5. Fossil Hunting at Charmouth

Charmouth is the ultimate beach to find fossils, where you’ll also get a sense of the ever-changing nature of this fragile coastline. Cliff falls are a regular occurrence. Last year saw tonnes of rocks collapse into a pile of rubble within seconds, that’s why it’s essential to keep your distance from the base of the cliffs. The Charmouth Heritage Coast Centre tells you all about the geology of the Jurassic coastline with the help of interactive displays. Here, you can find a guide to take you on a fossil hunting tour of the beach and cliffs, showing you how to spot them and extract them safely. The beach is littered with ammonites if you know where to look.
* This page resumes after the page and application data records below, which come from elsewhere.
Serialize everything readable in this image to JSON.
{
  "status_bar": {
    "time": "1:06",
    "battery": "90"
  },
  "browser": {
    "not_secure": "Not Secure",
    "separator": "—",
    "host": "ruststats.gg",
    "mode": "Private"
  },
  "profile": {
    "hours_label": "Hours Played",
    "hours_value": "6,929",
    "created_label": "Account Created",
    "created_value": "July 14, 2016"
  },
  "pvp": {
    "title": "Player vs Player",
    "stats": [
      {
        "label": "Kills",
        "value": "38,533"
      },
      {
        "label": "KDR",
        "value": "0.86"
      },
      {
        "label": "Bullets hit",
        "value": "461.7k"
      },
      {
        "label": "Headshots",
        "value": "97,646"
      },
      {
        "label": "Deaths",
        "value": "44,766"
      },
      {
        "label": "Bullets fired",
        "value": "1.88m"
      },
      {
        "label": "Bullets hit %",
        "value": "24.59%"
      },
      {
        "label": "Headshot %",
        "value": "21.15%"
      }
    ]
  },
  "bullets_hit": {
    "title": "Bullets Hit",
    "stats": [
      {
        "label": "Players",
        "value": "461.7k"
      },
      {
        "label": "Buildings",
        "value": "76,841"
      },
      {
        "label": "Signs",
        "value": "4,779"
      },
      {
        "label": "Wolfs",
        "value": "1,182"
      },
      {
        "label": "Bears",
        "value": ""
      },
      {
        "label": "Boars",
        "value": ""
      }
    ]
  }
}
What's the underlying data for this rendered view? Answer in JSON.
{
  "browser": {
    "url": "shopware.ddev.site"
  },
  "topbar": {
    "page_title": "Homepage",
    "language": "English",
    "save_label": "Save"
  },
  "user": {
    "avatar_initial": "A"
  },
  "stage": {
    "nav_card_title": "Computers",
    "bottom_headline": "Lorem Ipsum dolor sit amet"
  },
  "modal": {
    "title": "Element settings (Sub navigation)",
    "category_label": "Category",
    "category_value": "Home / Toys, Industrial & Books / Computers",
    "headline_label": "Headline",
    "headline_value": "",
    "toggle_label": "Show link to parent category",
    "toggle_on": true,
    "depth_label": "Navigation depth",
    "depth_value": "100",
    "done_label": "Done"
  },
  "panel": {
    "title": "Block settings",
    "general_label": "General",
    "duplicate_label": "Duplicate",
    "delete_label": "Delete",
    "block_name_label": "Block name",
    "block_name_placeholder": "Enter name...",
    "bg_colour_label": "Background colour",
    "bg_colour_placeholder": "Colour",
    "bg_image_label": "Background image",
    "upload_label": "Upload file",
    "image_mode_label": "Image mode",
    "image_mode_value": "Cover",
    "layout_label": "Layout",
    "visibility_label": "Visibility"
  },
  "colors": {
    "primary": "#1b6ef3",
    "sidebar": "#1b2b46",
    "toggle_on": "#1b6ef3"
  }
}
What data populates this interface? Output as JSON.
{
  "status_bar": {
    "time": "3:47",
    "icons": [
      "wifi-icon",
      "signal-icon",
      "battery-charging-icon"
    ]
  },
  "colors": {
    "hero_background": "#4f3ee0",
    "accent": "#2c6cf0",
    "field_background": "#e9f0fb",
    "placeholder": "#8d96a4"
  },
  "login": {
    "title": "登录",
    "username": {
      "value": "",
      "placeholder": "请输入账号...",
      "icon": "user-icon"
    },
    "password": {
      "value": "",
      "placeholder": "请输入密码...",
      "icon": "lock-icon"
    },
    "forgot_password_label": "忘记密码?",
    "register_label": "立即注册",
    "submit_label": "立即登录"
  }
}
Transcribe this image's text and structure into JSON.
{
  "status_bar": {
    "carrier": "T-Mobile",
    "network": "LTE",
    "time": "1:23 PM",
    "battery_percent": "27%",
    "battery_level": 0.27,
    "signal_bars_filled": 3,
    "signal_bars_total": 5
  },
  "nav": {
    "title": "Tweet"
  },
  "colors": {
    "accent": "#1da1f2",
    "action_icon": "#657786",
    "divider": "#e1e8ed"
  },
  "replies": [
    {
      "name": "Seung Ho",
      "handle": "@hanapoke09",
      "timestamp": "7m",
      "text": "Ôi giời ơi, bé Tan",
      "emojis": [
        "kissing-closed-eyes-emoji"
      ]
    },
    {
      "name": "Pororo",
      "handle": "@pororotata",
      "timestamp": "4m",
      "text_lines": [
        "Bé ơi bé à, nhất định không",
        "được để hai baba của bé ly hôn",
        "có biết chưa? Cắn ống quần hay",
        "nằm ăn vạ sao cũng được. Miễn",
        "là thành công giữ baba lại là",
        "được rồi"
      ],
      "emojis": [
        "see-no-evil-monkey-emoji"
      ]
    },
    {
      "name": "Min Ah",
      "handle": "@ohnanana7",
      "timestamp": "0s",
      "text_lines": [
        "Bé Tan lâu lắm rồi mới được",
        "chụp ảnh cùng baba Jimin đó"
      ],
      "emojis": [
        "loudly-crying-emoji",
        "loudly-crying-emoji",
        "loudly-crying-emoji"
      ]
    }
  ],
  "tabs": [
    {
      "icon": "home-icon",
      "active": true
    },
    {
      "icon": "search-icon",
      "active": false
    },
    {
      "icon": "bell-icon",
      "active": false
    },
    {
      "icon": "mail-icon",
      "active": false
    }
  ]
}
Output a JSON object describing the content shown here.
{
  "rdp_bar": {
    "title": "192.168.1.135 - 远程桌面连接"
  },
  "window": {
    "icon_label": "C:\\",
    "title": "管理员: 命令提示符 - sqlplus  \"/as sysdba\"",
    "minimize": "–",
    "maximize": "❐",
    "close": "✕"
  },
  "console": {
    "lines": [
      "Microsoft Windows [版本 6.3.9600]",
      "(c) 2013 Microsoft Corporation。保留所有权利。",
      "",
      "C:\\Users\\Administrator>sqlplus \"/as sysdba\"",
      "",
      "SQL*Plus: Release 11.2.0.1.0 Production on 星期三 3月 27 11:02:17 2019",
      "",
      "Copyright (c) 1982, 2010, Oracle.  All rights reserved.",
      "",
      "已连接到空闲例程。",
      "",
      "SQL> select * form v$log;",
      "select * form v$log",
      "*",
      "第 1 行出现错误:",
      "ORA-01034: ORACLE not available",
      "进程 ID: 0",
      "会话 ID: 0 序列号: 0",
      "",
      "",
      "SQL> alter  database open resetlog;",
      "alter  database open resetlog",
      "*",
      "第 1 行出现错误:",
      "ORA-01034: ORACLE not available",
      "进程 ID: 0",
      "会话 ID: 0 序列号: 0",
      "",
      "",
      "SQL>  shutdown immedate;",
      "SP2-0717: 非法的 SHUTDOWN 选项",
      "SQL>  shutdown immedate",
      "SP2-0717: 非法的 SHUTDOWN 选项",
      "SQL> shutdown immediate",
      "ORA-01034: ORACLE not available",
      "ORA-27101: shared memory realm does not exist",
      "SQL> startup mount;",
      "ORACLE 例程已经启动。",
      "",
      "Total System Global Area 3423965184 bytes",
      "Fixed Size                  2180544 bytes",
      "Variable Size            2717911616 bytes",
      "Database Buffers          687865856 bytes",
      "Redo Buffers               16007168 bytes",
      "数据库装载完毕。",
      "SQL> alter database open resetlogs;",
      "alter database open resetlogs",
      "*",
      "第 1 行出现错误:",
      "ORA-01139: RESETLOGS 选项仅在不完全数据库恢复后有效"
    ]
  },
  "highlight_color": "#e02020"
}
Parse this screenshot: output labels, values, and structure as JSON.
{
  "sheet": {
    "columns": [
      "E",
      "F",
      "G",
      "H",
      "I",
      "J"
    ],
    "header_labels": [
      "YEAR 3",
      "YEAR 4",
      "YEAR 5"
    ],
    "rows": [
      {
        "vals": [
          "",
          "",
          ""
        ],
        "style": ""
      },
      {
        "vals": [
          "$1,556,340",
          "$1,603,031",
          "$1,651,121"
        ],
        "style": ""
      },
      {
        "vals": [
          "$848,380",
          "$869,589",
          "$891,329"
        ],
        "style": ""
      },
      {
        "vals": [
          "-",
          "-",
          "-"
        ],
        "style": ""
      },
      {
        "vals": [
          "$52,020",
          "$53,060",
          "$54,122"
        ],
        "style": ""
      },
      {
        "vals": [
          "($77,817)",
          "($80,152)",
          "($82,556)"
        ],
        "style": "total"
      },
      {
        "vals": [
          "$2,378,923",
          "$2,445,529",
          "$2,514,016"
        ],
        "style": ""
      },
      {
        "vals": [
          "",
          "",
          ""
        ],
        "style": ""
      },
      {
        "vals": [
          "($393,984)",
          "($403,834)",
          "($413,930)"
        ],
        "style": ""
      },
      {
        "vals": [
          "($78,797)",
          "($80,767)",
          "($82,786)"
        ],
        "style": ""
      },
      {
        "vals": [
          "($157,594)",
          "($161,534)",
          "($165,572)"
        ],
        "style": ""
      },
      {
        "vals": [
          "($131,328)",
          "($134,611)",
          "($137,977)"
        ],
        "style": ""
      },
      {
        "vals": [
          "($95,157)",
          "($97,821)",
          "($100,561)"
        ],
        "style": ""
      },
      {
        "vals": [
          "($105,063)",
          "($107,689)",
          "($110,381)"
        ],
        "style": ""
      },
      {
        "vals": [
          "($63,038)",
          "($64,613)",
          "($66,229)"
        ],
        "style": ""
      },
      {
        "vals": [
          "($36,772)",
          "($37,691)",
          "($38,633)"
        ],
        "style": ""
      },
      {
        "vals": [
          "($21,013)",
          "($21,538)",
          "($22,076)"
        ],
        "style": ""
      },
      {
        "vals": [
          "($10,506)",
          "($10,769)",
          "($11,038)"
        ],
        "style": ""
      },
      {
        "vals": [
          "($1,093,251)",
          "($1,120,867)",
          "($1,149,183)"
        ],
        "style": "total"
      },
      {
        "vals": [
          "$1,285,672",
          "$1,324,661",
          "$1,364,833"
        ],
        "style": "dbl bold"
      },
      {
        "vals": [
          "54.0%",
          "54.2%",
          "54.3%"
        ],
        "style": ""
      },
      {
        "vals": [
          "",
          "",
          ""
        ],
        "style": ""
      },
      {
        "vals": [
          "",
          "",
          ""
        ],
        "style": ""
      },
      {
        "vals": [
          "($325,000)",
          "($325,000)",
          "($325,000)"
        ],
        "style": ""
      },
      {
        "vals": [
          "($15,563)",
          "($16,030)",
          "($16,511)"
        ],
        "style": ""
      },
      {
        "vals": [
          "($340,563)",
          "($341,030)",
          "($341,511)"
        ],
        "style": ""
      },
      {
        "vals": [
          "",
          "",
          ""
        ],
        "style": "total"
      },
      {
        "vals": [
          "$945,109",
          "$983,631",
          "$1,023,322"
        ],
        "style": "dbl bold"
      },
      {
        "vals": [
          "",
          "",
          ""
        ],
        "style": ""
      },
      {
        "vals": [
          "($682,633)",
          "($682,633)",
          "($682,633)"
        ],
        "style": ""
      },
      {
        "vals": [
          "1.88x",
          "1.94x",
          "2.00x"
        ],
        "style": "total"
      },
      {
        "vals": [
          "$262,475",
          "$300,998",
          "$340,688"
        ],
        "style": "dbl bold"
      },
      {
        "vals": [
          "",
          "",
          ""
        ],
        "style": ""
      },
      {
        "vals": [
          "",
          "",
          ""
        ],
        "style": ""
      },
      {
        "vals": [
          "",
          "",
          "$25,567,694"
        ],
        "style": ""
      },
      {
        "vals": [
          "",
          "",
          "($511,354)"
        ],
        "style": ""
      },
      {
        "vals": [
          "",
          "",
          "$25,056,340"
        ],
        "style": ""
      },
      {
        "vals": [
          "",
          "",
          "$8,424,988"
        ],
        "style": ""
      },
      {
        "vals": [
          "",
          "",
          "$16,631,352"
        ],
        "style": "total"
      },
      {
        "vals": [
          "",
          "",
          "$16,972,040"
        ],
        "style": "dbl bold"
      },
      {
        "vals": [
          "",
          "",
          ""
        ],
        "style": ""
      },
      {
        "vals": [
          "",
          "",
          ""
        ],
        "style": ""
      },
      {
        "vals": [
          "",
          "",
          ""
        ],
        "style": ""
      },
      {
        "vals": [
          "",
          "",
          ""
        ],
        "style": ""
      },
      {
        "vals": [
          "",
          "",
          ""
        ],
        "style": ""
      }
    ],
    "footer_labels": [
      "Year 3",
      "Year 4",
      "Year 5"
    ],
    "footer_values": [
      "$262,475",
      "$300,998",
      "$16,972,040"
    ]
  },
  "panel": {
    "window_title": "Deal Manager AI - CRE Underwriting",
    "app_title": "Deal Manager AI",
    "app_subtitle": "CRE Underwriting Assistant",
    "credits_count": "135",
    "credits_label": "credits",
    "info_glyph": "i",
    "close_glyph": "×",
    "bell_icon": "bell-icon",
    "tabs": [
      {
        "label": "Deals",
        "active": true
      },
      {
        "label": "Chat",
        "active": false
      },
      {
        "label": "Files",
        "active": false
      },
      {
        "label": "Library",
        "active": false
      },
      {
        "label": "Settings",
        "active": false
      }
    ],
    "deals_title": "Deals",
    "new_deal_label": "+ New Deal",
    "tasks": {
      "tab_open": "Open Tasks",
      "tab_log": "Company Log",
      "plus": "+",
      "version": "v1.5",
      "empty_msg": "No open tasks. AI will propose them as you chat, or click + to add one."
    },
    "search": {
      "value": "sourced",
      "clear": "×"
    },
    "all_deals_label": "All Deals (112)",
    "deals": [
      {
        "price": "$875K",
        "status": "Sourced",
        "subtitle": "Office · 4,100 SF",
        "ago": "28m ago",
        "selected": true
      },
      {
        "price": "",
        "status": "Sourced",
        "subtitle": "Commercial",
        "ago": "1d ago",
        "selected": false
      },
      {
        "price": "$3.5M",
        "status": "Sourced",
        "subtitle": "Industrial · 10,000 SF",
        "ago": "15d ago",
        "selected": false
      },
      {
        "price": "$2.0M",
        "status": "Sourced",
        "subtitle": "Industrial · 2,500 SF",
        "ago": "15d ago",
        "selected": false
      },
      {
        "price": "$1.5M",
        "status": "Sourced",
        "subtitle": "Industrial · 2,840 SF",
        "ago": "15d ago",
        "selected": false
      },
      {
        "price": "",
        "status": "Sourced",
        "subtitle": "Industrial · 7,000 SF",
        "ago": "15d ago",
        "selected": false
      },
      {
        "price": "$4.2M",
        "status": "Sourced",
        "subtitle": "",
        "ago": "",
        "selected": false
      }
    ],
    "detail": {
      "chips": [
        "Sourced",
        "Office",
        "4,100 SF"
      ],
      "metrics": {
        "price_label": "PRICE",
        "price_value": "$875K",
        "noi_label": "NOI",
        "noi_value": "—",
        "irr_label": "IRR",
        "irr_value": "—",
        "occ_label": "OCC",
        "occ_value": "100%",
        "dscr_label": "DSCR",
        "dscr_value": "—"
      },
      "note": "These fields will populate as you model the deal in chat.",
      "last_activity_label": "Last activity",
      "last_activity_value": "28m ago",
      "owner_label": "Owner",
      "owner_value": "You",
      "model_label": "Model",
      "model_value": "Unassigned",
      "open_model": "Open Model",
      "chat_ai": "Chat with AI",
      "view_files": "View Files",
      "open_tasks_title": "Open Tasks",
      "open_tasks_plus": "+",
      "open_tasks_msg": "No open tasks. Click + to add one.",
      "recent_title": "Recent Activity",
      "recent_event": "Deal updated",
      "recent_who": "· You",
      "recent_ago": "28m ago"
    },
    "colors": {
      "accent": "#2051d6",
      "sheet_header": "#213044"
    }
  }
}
6. Climb Golden Cap

Climb to the highest point on the south coast at Golden Cap and be rewarded for your efforts by the breathtaking sea views of Lyme Bay. Follow the South West Coast Path out of the small hamlet at Seatown, for the 30-45-minute hike to the 191-metre (627 feet) summit. Continue onto Charmouth (a total distance of 4.8 miles/7.7km) or take the slightly shorter distance along a circular route, taking you past the ruins of the 13th Century St Gabriel’s Chapel, then back downhill into Seatown. All good walks end at the pub and The Anchor Inn is the perfect resting place for weary feet.

Go fossil hunting along the Jurassic Coast

7. Soak up the scenery

As the Jurassic Coast’s most iconic location, Durdle Door is a popular hotspot in summer. Top tip: avoid the crowds who park on the clifftops above by walking the Coast Path from Lulworth Cove. It’s a great spot for snorkelling to explore what lies beneath the surface. At sunrise and sunset, the limestone arch takes on a majestic quality in the golden light. Take a moment to enjoy this small beach in relative peace where you can sit, listen to the lap of the waves and gaze at one of the most beautiful views in Britain.

8. Be more pirate

Get off the beaten track and embrace a sense of swashbuckling adventure, by exploring the pock-marked cliffs around Chapman’s Pool. It’s a scenic five-mile walk from the Square and Compass Inn at Worth Matravers, featuring hidden caves that once provided the perfect hideout for dealers in contraband. Chapman’s Pool itself is a wonderfully wild beach popular with wild swimmers, where a trickling stream joins the sea from a plunging ravine carved through high cliffs.

9. Kayak at Old Harry Rocks

A three-hour sea kayak from Studland to the white chalk stacks at Old Harry Rocks, takes you through the rock arches and into the caves for an unforgettable adventure. Immerse yourself in the scenery with its crystal-clear waters that sparkle in the midday sun, while enjoying the views across Purbeck and to the Isle of Wight, with the Needles visible on a clear day. Along the way, you’ll pass secluded beaches that are only accessible from the water.

10. Festival fun

Camp Bestival, (July 25-28) is a uniquely situated family-friendly music festival, with views out to sea and the backdrop of Lulworth Castle. School’s out for summer and with a line-up that caters for all ages, from the worlds of music and children’s entertainment, happy days are guaranteed. Among the line-up this year is Sophie-Ellis Bexter, Pete Tong, Orbital and Paloma Faith.